This is of importance to two clients that our prison law specialist Irene Tolley represented at trial in 2004, when working for Varley Hadley Siddall solicitors.
At the time the case was one said to have ‘made British legal history’ , with the prosecutor announcing that he did not know of any comparable case. The officer in the case described the prosecution as ‘unprecedented’, with the Crown Prosecution Service describing the case as ‘the first of its kind’.
On behalf of the clients Irene and counsel pursued appeals to the Court of Appeal and subsequently to the Criminal Cases Review Commission but without success.
Following legal developments earlier in the year set out below, Irene was in the process of locating the clients as they made contact with her.
On 18 February 2016 the Supreme Court delivered a landmark judgement in the case of R v Jogee.
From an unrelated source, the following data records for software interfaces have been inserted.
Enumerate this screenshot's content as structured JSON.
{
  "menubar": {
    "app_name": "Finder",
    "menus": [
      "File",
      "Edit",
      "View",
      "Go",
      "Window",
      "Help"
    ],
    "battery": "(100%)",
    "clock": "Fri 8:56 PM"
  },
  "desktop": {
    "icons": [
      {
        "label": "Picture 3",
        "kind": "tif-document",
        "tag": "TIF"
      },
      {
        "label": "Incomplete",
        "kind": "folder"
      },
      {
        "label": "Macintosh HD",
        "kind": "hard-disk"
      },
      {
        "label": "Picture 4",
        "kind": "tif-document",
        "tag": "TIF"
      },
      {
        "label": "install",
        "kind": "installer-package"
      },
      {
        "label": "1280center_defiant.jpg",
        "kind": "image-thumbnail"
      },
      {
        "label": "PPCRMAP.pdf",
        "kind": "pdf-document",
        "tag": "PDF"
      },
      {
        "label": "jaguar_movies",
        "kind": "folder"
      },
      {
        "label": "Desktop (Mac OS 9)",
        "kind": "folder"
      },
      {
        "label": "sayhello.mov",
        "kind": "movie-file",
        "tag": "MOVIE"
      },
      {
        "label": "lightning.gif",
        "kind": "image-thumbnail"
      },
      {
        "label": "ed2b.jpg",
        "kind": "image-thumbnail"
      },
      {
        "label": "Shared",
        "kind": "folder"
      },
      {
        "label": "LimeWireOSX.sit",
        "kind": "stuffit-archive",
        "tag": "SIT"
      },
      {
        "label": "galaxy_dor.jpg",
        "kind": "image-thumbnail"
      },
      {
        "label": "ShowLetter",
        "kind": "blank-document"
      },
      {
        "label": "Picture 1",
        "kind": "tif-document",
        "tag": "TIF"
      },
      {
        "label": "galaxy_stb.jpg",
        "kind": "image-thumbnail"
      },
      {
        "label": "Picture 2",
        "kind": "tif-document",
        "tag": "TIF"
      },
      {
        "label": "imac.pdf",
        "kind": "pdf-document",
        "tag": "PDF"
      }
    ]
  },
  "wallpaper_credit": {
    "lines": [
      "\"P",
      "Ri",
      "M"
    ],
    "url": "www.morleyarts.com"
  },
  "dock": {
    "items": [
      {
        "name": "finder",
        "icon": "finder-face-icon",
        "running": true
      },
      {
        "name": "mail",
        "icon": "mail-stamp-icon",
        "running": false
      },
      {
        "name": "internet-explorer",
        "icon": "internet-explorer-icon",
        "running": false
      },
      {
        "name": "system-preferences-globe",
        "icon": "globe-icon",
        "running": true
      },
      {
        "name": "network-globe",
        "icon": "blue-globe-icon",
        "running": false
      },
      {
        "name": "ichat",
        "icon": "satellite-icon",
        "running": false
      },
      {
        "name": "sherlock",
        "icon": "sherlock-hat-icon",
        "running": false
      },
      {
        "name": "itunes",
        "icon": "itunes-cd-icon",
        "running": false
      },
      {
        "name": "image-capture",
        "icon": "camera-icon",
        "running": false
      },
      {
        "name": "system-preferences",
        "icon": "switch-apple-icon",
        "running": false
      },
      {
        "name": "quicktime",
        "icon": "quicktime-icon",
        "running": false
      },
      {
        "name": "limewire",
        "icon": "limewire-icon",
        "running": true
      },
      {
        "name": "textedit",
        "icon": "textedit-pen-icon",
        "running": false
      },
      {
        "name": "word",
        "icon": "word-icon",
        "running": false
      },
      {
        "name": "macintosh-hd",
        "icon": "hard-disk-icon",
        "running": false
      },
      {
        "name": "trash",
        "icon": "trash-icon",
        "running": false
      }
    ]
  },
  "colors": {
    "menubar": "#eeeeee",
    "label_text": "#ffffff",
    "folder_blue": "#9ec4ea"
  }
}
This ‘re-stated’ the principles of criminal joint enterprise in murder trial’s. The court decided that for the last 30 years the interpretation of the law had been in error, ‘…equat[ing] foresight with an intention to assist, as a matter of law; the correct approach is to treat it as evidence of intent’.
The difference now is that a jury must be sure that a secondary party, a person who did not themselves carry out the fatal act, must now intend that the offence is carried out before they can be convicted of murder.
The Supreme Court were careful, however, to stress that the decision would not open the floodgates to 30 years of appeals on this issue:
‘…it does not follow that it will have been important on the facts to the outcome of the trial or to the safety of the conviction. Moreover, where a conviction has been arrived at by faithfully applying the law as it stood at the time, it can be set aside only by seeking exceptional leave to appeal to the Court of Appeal out of time. That court has power to grant such leave, and may do so if substantial injustice be demonstrated, but it will not do so simply because the law applied has now been declared to have been mistaken…’
As a result, the pursuit of any appeal after such a period of time cannot simply rely upon a perceived ‘change of law’ in joint enterprise. Prospective appellants will have to demonstrate that as a result there has been ‘substantial injustice’ to the individual looking at the case as a whole.
Irene, along with original counsel, are taking these appeals forward, but there is much further work to do.
Should you wish to discuss a potential joint enterprise appeal with Irene, please contact her at the Nottingham office by letter or telephone 0115 9599550. Alternatively, she can be contacted by email here.
Irene is able to assist with other appeals and a range if prison law matters. Information about that can be found here.